The Downeast Maine expression "you can't get there from here," made famous in the Bert & I stories, held true Wednesday in Philadelphia's Northwest.
You can't get from here to basically anywhere, especially Center City. Kelly Drive, Lincoln Drive, West River Drive -- all you cannot drive, though a rowboat might come in handy.
So much for living on higher ground. While some places in the country are land-locked, we're water-locked.
I take a lot of grief for living in New Jersey, but today felt fortunate on my morning commute. While the rest of the region dodged mudslides and flooded roads, I zipped over the Ben Franklin Bridge without incident.
Anyone who takes the Admiral Wilson Boulevard knows it's typically underwater in a drizzle. So how, after all this pounding rain, was the normally flood-prone route bone dry?
Low tide in the Cooper River! Timing is everything.
Chris Christie's immortal Irene battle cry provided one of the storm's only accidentally humorous moments.
"Get the hell off the beach, you're done!" he barked. "You've maximized your tan!" That perfect Christism would make a great back-to-school, return-to-fall T-shirt. How long before someone makes one?

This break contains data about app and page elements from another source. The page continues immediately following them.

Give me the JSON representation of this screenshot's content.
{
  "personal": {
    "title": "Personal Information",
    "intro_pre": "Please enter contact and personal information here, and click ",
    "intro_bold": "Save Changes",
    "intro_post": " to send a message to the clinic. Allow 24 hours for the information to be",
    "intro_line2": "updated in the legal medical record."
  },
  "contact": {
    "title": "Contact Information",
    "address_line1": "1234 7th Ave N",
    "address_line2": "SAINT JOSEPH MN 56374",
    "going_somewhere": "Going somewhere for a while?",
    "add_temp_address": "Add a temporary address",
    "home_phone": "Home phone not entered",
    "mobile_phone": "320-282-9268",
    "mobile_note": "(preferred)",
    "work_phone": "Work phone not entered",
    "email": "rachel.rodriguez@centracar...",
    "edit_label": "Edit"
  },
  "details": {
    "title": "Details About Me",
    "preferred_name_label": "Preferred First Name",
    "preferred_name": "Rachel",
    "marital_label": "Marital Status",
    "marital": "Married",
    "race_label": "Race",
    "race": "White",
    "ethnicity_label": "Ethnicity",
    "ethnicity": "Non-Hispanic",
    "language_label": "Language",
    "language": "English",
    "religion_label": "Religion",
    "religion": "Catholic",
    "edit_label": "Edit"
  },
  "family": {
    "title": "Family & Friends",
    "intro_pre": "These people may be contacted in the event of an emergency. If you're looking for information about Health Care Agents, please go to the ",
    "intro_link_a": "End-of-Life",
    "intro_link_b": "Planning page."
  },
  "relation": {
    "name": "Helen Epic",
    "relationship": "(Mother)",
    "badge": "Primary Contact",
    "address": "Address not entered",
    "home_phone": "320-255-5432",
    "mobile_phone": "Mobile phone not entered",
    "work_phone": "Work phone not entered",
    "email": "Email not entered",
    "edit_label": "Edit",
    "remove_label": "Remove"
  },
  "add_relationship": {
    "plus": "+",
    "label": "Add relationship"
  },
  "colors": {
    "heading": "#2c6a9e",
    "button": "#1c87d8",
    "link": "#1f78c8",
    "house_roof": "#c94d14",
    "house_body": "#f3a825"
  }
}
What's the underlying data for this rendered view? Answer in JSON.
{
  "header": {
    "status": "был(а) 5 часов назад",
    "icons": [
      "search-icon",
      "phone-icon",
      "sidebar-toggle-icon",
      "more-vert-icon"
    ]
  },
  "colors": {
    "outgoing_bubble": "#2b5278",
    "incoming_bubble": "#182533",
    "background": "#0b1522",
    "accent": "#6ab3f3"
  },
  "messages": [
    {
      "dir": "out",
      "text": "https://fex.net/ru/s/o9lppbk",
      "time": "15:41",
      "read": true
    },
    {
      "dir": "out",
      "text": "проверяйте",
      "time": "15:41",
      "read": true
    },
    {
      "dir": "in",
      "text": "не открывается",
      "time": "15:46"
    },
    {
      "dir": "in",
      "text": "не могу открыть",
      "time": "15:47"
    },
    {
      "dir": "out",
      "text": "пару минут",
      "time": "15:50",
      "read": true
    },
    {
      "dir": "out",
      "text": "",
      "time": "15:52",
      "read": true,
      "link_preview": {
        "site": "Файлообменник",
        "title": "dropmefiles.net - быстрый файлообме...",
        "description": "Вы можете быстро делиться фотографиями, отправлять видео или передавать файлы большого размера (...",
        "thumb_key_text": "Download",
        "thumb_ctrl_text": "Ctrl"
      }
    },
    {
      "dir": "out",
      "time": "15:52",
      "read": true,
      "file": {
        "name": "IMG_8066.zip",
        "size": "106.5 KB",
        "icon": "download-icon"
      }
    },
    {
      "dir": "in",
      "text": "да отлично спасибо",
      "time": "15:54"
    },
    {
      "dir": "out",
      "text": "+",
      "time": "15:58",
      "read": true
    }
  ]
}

Also, did you happen to see that Governor Garbo of Pennsylvania actually stepped foot in soggy Philadelphia Sunday night? Miracles happen!
Weekend plans for the Shore scrapped, we would much rather sing "Goodnight, Irene" or watch an Irene Dunne movie, like The Awful Truth -- Cary Grant always makes us happy -- but we are being told to prepare for Hurricane Irene, potentially a Category 4 storm.
What do you need in a storm? Among other items, sturdy shoes and your Social Security card. (Do you know where yours is? Personally, I have no idea.) Oh, and do you have a portable, battery-operated radio? Who has one in the age of smart phones?
Governor Corbett's office sent out this advice Thursday:
Sometimes a photo can say so much more than words.
"It's hot today. Not a cloud in the sky. Really beautiful."
"What do you expect," I mutter. "It's Florida." Just because it's pleasant doesn't mean it's not hell.
It is good to know that Punxsutawney Phil and his shadow will be carefully watched tomorrow from across the ocean. Again this year, already staking out strategic positions to record the meteorologically gifted groundhog's behavior are a German radio station a German television. More are expected. Phil and his shadow for some reason are big in the Fatherland.
I know the Germans have always had a thing for the American West, from the Karl May novels (think: the Zane Grey of Saxony) to an empathy for the story of the American Indian. Once I approached the shores of the Oder River near the Polish border to find hundreds of teepees fanning across the horizon. The Germans were painstakingly re-enacting the lives of Sioux, Blackfoot etc... and the former DDR residents told how they, in particular, grew up identifying with the struggle of the noble native.
I did not know they identified with an Eastern whistlepig as well.